A) It is the safest approach to the brachial plexus because there are no anatomical variations at this level


B) The in plane approach is not recommended


C) The AL must be deposited in a place called Corner Pocket to cover the radial nerve


D) The use of Doppler is recommended to identify the dorsal scapular artery





The neck is a very vascular area and care must be exercised to avoid needle placement or injection into the vascular structures. Occasionally you will find anatomical variations where the subclavian artery and vein are both together between the insertions of both of the scalene muscles. Of particular importance is to note the intimately located dorsal scapular artery which often crosses the supraclavicular brachial plexus at this level. The use of color Doppler before needle placement and injection is suggested.


The in-plane approach is probably a better and safer plan because of the proximity of the subclavian artery and the dome of the lung. 

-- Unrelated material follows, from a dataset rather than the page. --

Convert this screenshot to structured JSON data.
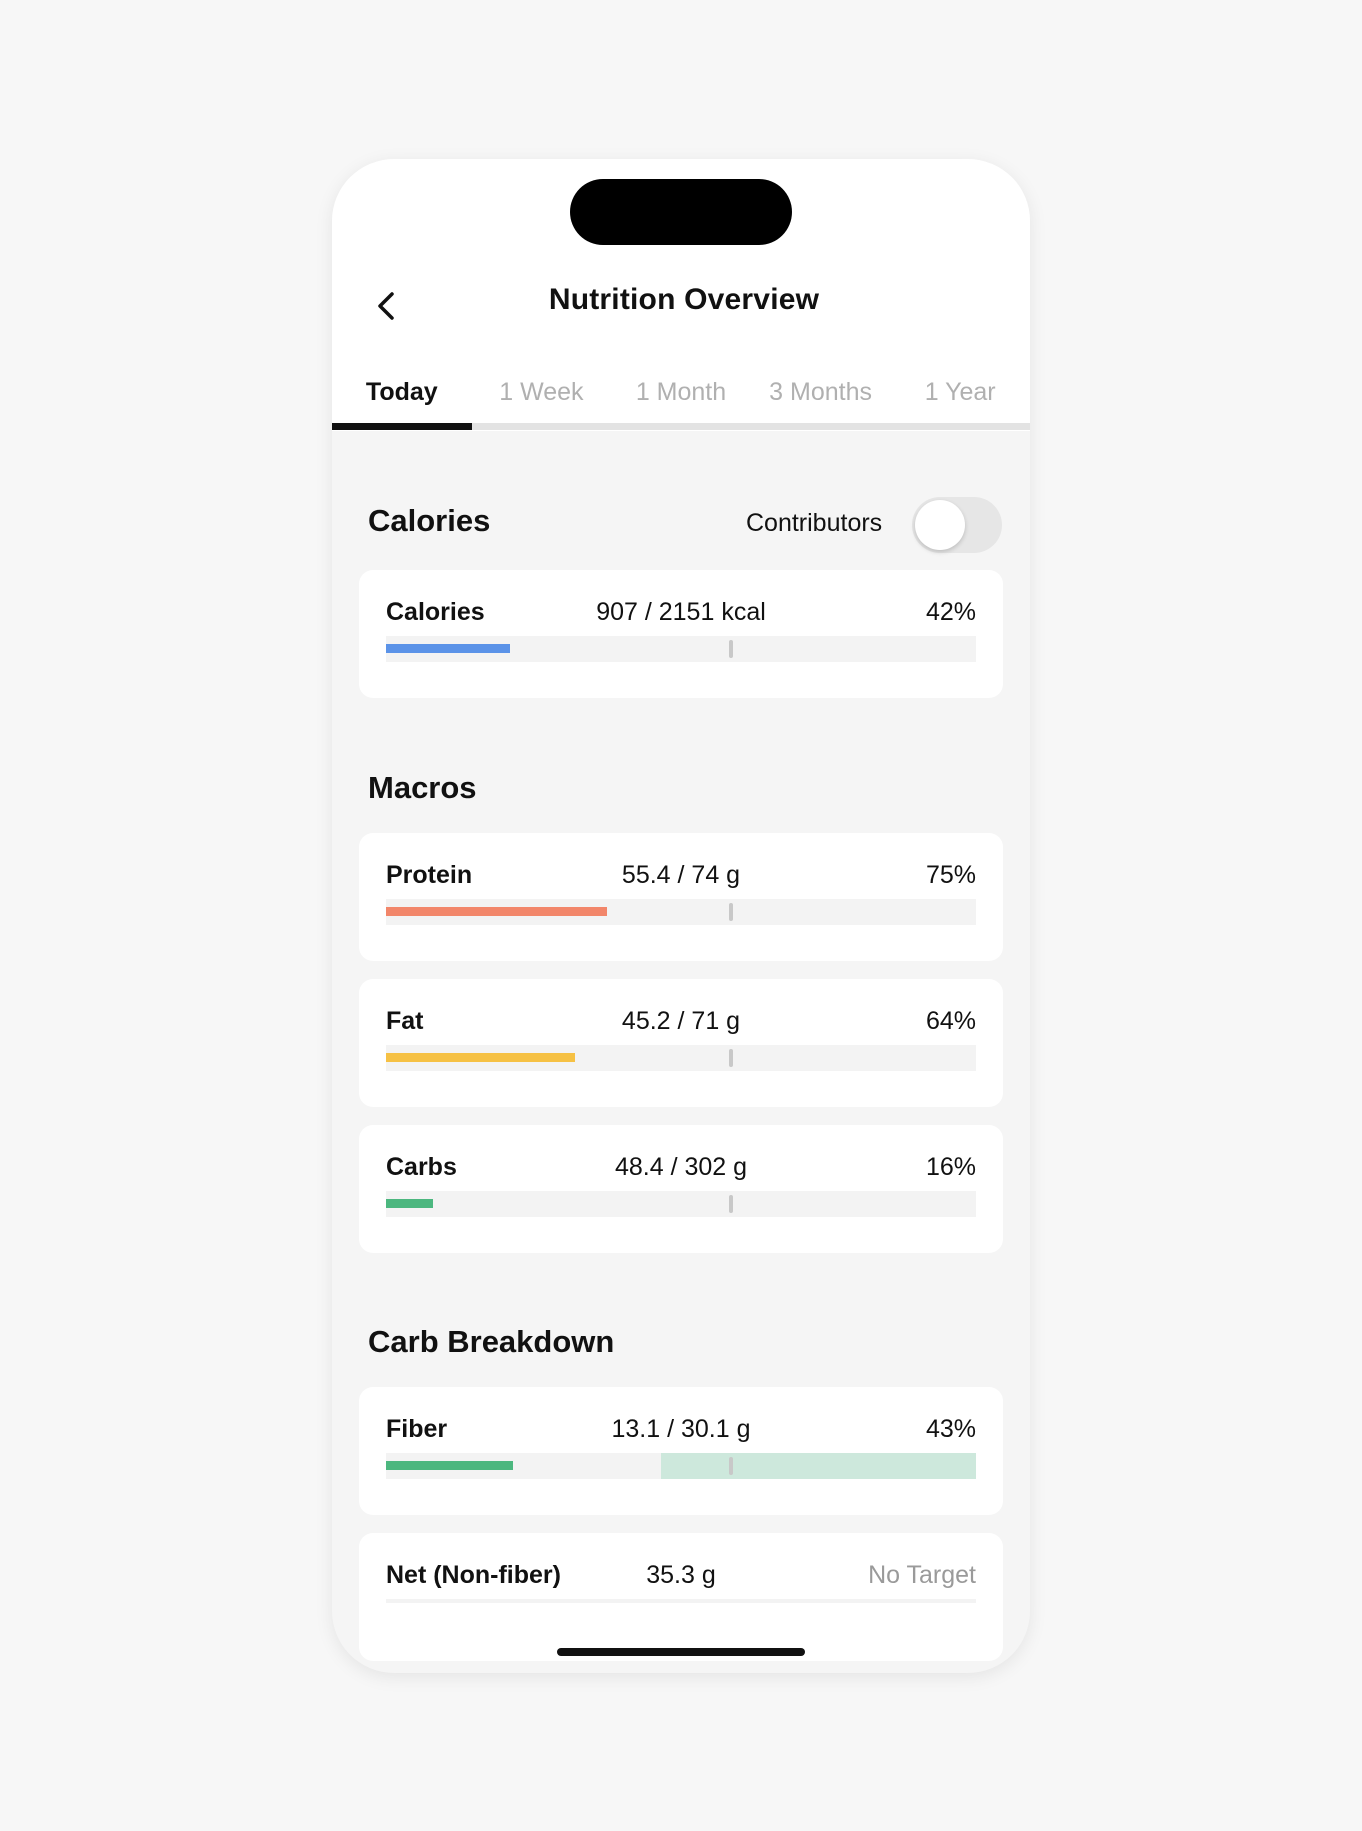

After injecting local into the sheath containing the brachial plexus it is highly advisable to reposition the needle in the angle formed by the subclavian artery at the 1st rib on the posterolateral side - “the Corner Pocket”. This is a common “hiding place” for the ulnar nerve.  

Source: Neuraxiom